§ Information given
+===+
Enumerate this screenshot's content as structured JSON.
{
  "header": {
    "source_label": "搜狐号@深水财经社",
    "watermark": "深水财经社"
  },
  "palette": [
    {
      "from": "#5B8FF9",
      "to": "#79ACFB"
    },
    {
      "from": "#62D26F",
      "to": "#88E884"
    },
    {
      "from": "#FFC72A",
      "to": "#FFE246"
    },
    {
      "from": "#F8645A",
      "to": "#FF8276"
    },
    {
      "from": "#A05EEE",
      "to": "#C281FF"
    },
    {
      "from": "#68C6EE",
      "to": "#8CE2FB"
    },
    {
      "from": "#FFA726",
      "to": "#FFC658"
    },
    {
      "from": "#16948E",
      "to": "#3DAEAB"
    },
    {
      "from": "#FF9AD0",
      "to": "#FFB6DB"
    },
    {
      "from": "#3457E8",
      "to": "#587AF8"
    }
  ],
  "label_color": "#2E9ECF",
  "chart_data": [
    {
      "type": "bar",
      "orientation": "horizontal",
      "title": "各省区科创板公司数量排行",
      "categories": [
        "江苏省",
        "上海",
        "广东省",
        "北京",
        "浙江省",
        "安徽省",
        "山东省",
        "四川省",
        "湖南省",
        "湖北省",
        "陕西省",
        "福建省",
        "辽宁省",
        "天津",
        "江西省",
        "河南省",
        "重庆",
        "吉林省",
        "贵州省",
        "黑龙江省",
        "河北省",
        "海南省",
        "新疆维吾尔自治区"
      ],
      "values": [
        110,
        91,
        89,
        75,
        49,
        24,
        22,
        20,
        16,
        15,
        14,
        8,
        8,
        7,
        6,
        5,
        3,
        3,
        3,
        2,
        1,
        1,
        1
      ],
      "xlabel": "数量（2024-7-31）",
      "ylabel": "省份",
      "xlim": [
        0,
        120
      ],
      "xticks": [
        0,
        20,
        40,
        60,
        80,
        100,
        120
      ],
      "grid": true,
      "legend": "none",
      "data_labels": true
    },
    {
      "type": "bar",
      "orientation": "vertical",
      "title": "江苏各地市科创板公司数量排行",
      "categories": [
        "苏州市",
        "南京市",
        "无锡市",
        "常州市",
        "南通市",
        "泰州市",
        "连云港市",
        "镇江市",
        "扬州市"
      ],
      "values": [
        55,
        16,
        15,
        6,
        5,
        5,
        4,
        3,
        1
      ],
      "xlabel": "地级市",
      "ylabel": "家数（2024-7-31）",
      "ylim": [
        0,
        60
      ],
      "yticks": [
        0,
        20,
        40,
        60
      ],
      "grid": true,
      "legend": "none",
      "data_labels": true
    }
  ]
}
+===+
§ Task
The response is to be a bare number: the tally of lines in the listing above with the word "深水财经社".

§ Written solution
2